Network performance can be measured with the npclient and npserver programs. Here's a simple example:
Open two terminal windows. Make sure your command path includes the Chromium binary directory and that your library search path includes the Chromium library directory. If you've run the Hello, World demo, you should be all set.
In the first window, start the npserver:
In the second window, start the npclient:
npclient -a localhost
You should see output similar to this:
npclient: MTU=10000 (automatic buffer sizing) npclient: Connecting to servers npclient: Connection to localhost OK. npclient: Testing... npclient: 221.076 MB/s (10000 bytes / buffer, 110538 buffers, 1 servers) npclient: 438.653 MB/s (100000 bytes / buffer, 21933 buffers, 1 servers) npclient: 228.321 MB/s (1000000 bytes / buffer, 1142 buffers, 1 servers) npclient: 222.620 MB/s (10000000 bytes / buffer, 112 buffers, 1 servers) npclient: 206.497 MB/s (100000000 bytes / buffer, 11 buffers, 1 servers) npclient: done!
The npclient and npserver programs mimic Chromium's client/application and server/network nodes but are stripped down to just test networking functions.
The npserver program simply receives messages sent to it by the npclient program.
The npclient program takes a variety of command line options to specify the number and size of buffers to send to the servers. You can test one-to-many network communication by starting several npserver instances and specifying the host names to npclient.
For example, here's how one might test network performance to two rendering nodes in a cluster:
rsh cr1 npserver
rsh cr2 npserver
npclient -b 100000 -n 500 cr1 cr2
npclient: Connection to cr2 OK. npclient: Testing... npclient: 5.898 MB/s (100000 bytes / buffer, 500 buffers, 2 servers) npclient: done!
Both npclient and npserver take a few simple command line options. To see them, specify the -h option to either program.
The packperf program measures the rate at which glVertex commands can be processed by the packer.
XXX additional measurements with packertest framework???
The spheres program is a handy program for measuring triangle throughput in Chromium. It can be used in sort-first, sort-last, or other configurations.

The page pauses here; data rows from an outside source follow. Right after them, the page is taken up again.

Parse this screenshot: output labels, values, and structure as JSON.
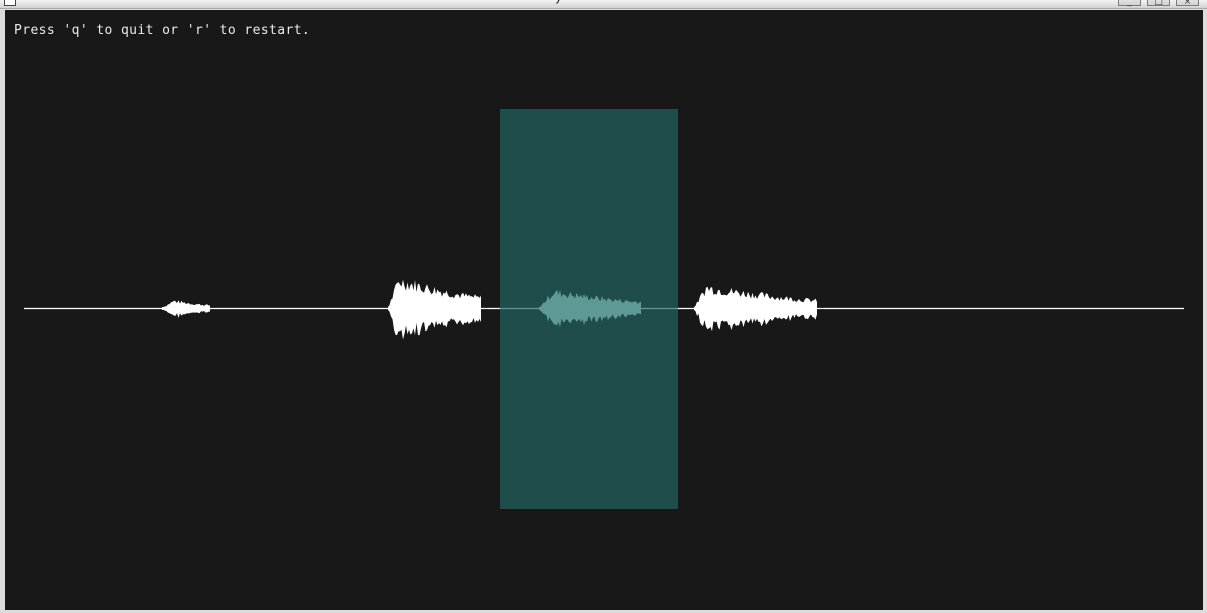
{
  "window": {
    "title_glyph": "y",
    "controls": [
      {
        "name": "minimize",
        "glyph": "_"
      },
      {
        "name": "maximize",
        "glyph": "□"
      },
      {
        "name": "close",
        "glyph": "×"
      }
    ]
  },
  "help_text": "Press 'q' to quit or 'r' to restart.",
  "colors": {
    "background": "#181818",
    "waveform": "#ffffff",
    "selection_fill": "#1e4d4c",
    "selected_waveform": "#5f9995"
  }
}
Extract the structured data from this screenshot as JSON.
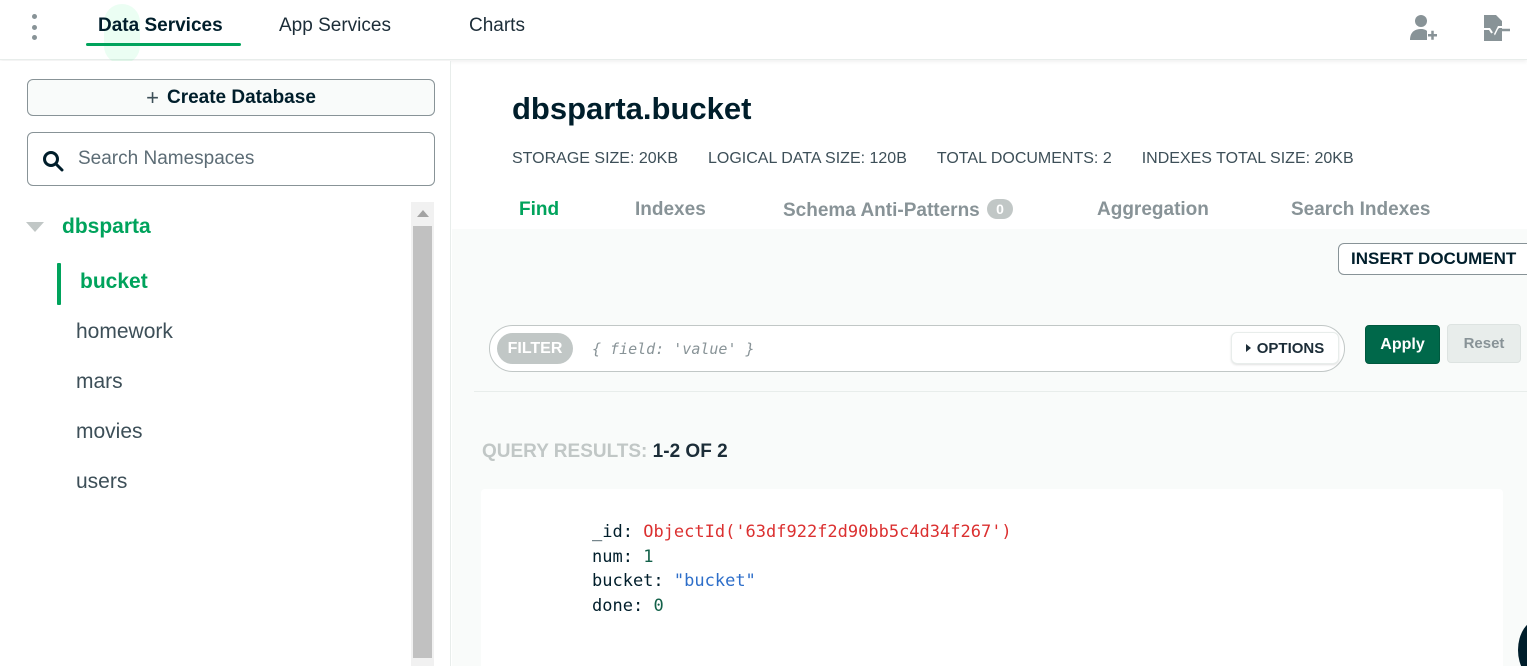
{
  "topnav": {
    "tabs": [
      {
        "label": "Data Services",
        "active": true
      },
      {
        "label": "App Services",
        "active": false
      },
      {
        "label": "Charts",
        "active": false
      }
    ],
    "icons": [
      "kebab-menu-icon",
      "invite-user-icon",
      "activity-feed-icon"
    ]
  },
  "sidebar": {
    "create_label": "Create Database",
    "search_placeholder": "Search Namespaces",
    "database": "dbsparta",
    "collections": [
      {
        "label": "bucket",
        "active": true
      },
      {
        "label": "homework",
        "active": false
      },
      {
        "label": "mars",
        "active": false
      },
      {
        "label": "movies",
        "active": false
      },
      {
        "label": "users",
        "active": false
      }
    ]
  },
  "main": {
    "namespace": "dbsparta.bucket",
    "stats": {
      "storage_size": "STORAGE SIZE: 20KB",
      "logical_size": "LOGICAL DATA SIZE: 120B",
      "total_documents": "TOTAL DOCUMENTS: 2",
      "indexes_size": "INDEXES TOTAL SIZE: 20KB"
    },
    "tabs": [
      {
        "label": "Find",
        "active": true
      },
      {
        "label": "Indexes",
        "active": false
      },
      {
        "label": "Schema Anti-Patterns",
        "badge": "0",
        "active": false
      },
      {
        "label": "Aggregation",
        "active": false
      },
      {
        "label": "Search Indexes",
        "active": false
      }
    ],
    "insert_label": "INSERT DOCUMENT",
    "filter": {
      "tag": "FILTER",
      "placeholder": "{ field: 'value' }",
      "options_label": "OPTIONS",
      "apply_label": "Apply",
      "reset_label": "Reset"
    },
    "results": {
      "label": "QUERY RESULTS:",
      "count": "1-2 OF 2"
    },
    "document": {
      "fields": [
        {
          "key": "_id:",
          "value": "ObjectId('63df922f2d90bb5c4d34f267')",
          "kind": "oid"
        },
        {
          "key": "num:",
          "value": "1",
          "kind": "num"
        },
        {
          "key": "bucket:",
          "value": "\"bucket\"",
          "kind": "str"
        },
        {
          "key": "done:",
          "value": "0",
          "kind": "num"
        }
      ]
    }
  },
  "colors": {
    "accent": "#00a35c",
    "apply": "#00684a",
    "text": "#001e2b"
  }
}
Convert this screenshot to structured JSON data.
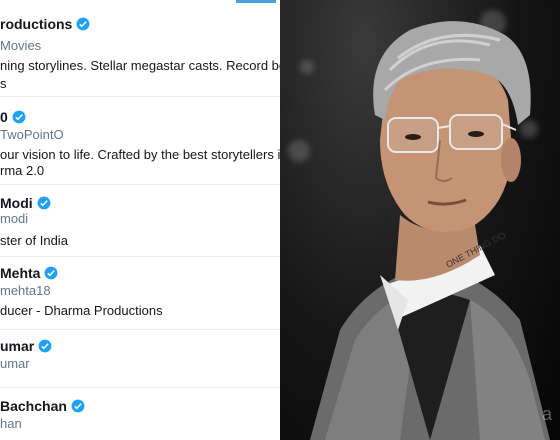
{
  "accounts": [
    {
      "name": "roductions",
      "handle": "Movies",
      "bio": "ning storylines. Stellar megastar casts. Record bo:",
      "bio2": "s",
      "verified": true
    },
    {
      "name": "0",
      "handle": "TwoPointO",
      "bio": "our vision to life. Crafted by the best storytellers ir",
      "bio2": "rma 2.0",
      "verified": true
    },
    {
      "name": "Modi",
      "handle": "modi",
      "bio": "ster of India",
      "verified": true
    },
    {
      "name": "Mehta",
      "handle": "mehta18",
      "bio": "ducer - Dharma Productions",
      "verified": true
    },
    {
      "name": "umar",
      "handle": "umar",
      "verified": true
    },
    {
      "name": "Bachchan",
      "handle": "han",
      "verified": true
    }
  ],
  "photo": {
    "collar_text": "ONE THING DO",
    "watermark": "a"
  },
  "colors": {
    "verified_blue": "#1da1f2",
    "tab_accent": "#4aa3df"
  }
}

Basically, spheres draws a user-specified number of spheres (arranged in a circle), each with a user-specified number of triangles. The spheres may be rendered as immediate-mode vertex arrays, display lists or as vertex arrays in vertex buffer objects (with GL_ARB_vertex_buffer_object).
Here's an example of running the spheres demo in a sort-last configuration:
cd mothership/configs python psubmit_last.conf spheres
You should see threee windows. One application window will show red spheres, the second application window will show green spheres, and the third window will show the red and green spheres Z-composited together.
Each application instance will print the number of triangles rendered per second, as well as the number of pixels being composited per second. You should see something similar to this:
spheres: 13456 triangles / sphere spheres: 13686 indices / sphere spheres: 12 spheres / ring spheres: 161472 triangles / ring spheres: 126582 bytes / VBO spheres: Drawing Mode: Conventional glDrawRangeElements spheres: 6.5 fps 1.051e+06 tris/sec 1.042e+06 pixels/sec spheres: 6.8 fps 1.092e+06 tris/sec 1.082e+06 pixels/sec spheres: 6.7 fps 1.076e+06 tris/sec 1.066e+06 pixels/sec
Here's an example of running spheres in a tilesort configuration:
python simplemural.conf spheres
The spheres program accept several command-line parameters:
-size N specifies number of parallel instances -rank I specifies instance's rank in [0..N-1] -swap do SwapBuffers -clear do glClear -s N specifies number of spheres per frame -t N specifies approximate number of triangles per sphere -f N specifies number of frames to render before exiting -v render with vertex buffer objects -d render with display lists -h print help